___ Provided entries ___
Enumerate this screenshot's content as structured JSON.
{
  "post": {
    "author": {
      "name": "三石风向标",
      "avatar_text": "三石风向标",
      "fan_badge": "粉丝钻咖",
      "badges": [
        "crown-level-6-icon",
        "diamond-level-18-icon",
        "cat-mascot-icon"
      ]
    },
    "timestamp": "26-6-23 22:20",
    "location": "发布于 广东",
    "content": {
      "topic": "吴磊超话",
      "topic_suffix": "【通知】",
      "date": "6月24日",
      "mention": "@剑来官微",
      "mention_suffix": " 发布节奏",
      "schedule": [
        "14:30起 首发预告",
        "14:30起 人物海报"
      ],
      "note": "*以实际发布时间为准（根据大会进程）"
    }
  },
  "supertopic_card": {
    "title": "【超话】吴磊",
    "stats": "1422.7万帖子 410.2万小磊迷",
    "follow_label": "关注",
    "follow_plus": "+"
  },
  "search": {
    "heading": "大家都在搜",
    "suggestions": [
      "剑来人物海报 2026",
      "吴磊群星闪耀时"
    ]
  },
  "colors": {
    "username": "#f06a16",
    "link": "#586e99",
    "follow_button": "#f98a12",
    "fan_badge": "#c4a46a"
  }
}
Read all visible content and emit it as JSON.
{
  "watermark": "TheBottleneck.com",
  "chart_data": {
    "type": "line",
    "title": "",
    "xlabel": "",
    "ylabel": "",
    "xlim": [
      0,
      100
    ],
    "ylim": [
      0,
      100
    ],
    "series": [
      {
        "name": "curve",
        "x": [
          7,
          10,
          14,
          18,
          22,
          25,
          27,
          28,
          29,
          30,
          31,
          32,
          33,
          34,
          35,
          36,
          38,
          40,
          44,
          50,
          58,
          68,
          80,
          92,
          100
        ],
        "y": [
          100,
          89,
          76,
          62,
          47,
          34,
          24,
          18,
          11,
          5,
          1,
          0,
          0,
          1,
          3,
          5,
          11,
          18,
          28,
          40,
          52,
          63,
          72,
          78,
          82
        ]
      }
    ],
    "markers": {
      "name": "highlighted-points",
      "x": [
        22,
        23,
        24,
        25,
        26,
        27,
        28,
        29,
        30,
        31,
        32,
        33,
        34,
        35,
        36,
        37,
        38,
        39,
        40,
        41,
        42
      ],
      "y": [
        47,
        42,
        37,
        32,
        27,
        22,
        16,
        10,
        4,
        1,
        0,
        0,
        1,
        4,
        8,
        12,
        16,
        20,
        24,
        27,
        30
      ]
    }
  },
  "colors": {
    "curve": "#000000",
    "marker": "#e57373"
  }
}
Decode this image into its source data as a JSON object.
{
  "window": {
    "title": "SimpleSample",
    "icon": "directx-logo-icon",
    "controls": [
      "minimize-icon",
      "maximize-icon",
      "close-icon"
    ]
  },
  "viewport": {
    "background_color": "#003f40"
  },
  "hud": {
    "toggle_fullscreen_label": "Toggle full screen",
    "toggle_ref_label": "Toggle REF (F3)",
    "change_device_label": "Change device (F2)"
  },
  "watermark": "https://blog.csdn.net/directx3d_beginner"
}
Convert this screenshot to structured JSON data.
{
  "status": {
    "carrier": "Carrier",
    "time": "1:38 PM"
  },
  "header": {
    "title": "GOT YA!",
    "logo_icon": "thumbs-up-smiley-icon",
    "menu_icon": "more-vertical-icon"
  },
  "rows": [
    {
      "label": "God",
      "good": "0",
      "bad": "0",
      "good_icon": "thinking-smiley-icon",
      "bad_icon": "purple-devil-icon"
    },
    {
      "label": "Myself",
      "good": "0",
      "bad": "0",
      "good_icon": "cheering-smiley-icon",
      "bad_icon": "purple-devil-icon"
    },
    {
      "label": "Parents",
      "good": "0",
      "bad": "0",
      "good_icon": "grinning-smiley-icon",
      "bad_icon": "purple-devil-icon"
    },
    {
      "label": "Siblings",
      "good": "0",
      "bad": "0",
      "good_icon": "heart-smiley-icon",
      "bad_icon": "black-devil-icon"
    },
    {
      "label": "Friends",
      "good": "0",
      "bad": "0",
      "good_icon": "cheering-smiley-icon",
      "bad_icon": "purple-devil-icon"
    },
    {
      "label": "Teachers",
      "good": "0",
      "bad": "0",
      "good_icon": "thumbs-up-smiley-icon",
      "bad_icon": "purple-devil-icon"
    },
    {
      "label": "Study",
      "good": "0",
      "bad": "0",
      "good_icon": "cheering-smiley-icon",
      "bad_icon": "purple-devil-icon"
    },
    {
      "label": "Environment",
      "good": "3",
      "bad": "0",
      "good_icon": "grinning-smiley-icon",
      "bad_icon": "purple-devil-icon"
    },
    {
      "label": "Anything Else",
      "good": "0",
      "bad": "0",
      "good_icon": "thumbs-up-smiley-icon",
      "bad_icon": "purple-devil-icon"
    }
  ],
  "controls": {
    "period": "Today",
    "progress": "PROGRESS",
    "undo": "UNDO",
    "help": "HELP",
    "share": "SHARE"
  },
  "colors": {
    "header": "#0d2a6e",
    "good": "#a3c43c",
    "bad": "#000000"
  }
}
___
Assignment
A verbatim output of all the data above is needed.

Worked solution
Enumerate this screenshot's content as structured JSON.
{
  "post": {
    "author": {
      "name": "三石风向标",
      "avatar_text": "三石风向标",
      "fan_badge": "粉丝钻咖",
      "badges": [
        "crown-level-6-icon",
        "diamond-level-18-icon",
        "cat-mascot-icon"
      ]
    },
    "timestamp": "26-6-23 22:20",
    "location": "发布于 广东",
    "content": {
      "topic": "吴磊超话",
      "topic_suffix": "【通知】",
      "date": "6月24日",
      "mention": "@剑来官微",
      "mention_suffix": " 发布节奏",
      "schedule": [
        "14:30起 首发预告",
        "14:30起 人物海报"
      ],
      "note": "*以实际发布时间为准（根据大会进程）"
    }
  },
  "supertopic_card": {
    "title": "【超话】吴磊",
    "stats": "1422.7万帖子 410.2万小磊迷",
    "follow_label": "关注",
    "follow_plus": "+"
  },
  "search": {
    "heading": "大家都在搜",
    "suggestions": [
      "剑来人物海报 2026",
      "吴磊群星闪耀时"
    ]
  },
  "colors": {
    "username": "#f06a16",
    "link": "#586e99",
    "follow_button": "#f98a12",
    "fan_badge": "#c4a46a"
  }
}
Read all visible content and emit it as JSON.
{
  "watermark": "TheBottleneck.com",
  "chart_data": {
    "type": "line",
    "title": "",
    "xlabel": "",
    "ylabel": "",
    "xlim": [
      0,
      100
    ],
    "ylim": [
      0,
      100
    ],
    "series": [
      {
        "name": "curve",
        "x": [
          7,
          10,
          14,
          18,
          22,
          25,
          27,
          28,
          29,
          30,
          31,
          32,
          33,
          34,
          35,
          36,
          38,
          40,
          44,
          50,
          58,
          68,
          80,
          92,
          100
        ],
        "y": [
          100,
          89,
          76,
          62,
          47,
          34,
          24,
          18,
          11,
          5,
          1,
          0,
          0,
          1,
          3,
          5,
          11,
          18,
          28,
          40,
          52,
          63,
          72,
          78,
          82
        ]
      }
    ],
    "markers": {
      "name": "highlighted-points",
      "x": [
        22,
        23,
        24,
        25,
        26,
        27,
        28,
        29,
        30,
        31,
        32,
        33,
        34,
        35,
        36,
        37,
        38,
        39,
        40,
        41,
        42
      ],
      "y": [
        47,
        42,
        37,
        32,
        27,
        22,
        16,
        10,
        4,
        1,
        0,
        0,
        1,
        4,
        8,
        12,
        16,
        20,
        24,
        27,
        30
      ]
    }
  },
  "colors": {
    "curve": "#000000",
    "marker": "#e57373"
  }
}
Decode this image into its source data as a JSON object.
{
  "window": {
    "title": "SimpleSample",
    "icon": "directx-logo-icon",
    "controls": [
      "minimize-icon",
      "maximize-icon",
      "close-icon"
    ]
  },
  "viewport": {
    "background_color": "#003f40"
  },
  "hud": {
    "toggle_fullscreen_label": "Toggle full screen",
    "toggle_ref_label": "Toggle REF (F3)",
    "change_device_label": "Change device (F2)"
  },
  "watermark": "https://blog.csdn.net/directx3d_beginner"
}
Convert this screenshot to structured JSON data.
{
  "status": {
    "carrier": "Carrier",
    "time": "1:38 PM"
  },
  "header": {
    "title": "GOT YA!",
    "logo_icon": "thumbs-up-smiley-icon",
    "menu_icon": "more-vertical-icon"
  },
  "rows": [
    {
      "label": "God",
      "good": "0",
      "bad": "0",
      "good_icon": "thinking-smiley-icon",
      "bad_icon": "purple-devil-icon"
    },
    {
      "label": "Myself",
      "good": "0",
      "bad": "0",
      "good_icon": "cheering-smiley-icon",
      "bad_icon": "purple-devil-icon"
    },
    {
      "label": "Parents",
      "good": "0",
      "bad": "0",
      "good_icon": "grinning-smiley-icon",
      "bad_icon": "purple-devil-icon"
    },
    {
      "label": "Siblings",
      "good": "0",
      "bad": "0",
      "good_icon": "heart-smiley-icon",
      "bad_icon": "black-devil-icon"
    },
    {
      "label": "Friends",
      "good": "0",
      "bad": "0",
      "good_icon": "cheering-smiley-icon",
      "bad_icon": "purple-devil-icon"
    },
    {
      "label": "Teachers",
      "good": "0",
      "bad": "0",
      "good_icon": "thumbs-up-smiley-icon",
      "bad_icon": "purple-devil-icon"
    },
    {
      "label": "Study",
      "good": "0",
      "bad": "0",
      "good_icon": "cheering-smiley-icon",
      "bad_icon": "purple-devil-icon"
    },
    {
      "label": "Environment",
      "good": "3",
      "bad": "0",
      "good_icon": "grinning-smiley-icon",
      "bad_icon": "purple-devil-icon"
    },
    {
      "label": "Anything Else",
      "good": "0",
      "bad": "0",
      "good_icon": "thumbs-up-smiley-icon",
      "bad_icon": "purple-devil-icon"
    }
  ],
  "controls": {
    "period": "Today",
    "progress": "PROGRESS",
    "undo": "UNDO",
    "help": "HELP",
    "share": "SHARE"
  },
  "colors": {
    "header": "#0d2a6e",
    "good": "#a3c43c",
    "bad": "#000000"
  }
}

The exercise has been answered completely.